[Items from an interface collection]
■ ■ ■ ■ ■ ■ ■

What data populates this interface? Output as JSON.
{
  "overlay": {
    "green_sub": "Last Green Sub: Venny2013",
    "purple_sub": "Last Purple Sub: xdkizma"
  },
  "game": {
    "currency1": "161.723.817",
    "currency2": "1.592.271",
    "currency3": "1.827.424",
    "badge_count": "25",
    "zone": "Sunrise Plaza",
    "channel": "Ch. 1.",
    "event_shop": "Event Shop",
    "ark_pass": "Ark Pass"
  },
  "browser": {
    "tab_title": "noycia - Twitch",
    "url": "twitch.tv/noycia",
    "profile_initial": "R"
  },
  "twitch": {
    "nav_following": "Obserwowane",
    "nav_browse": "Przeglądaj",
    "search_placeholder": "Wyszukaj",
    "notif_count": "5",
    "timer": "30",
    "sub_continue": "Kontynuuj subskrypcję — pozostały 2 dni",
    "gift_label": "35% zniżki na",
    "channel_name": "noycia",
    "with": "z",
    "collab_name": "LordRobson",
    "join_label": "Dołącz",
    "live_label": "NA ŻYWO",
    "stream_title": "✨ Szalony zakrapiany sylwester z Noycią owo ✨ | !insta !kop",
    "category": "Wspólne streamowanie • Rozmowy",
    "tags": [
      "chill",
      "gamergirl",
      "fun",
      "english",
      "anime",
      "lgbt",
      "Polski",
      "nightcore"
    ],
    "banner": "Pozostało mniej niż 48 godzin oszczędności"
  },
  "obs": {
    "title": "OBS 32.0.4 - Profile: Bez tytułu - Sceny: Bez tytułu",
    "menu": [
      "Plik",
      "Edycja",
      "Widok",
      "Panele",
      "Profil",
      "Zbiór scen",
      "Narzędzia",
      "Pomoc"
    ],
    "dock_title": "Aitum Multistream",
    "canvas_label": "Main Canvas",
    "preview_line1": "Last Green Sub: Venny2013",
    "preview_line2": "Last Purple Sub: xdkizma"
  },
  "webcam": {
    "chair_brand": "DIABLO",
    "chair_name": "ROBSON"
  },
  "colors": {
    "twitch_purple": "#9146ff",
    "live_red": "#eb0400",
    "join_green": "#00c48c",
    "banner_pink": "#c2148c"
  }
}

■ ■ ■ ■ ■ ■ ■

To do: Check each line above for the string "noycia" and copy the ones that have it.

Your response:
    "tab_title": "noycia - Twitch",
    "url": "twitch.tv/noycia",
    "channel_name": "noycia",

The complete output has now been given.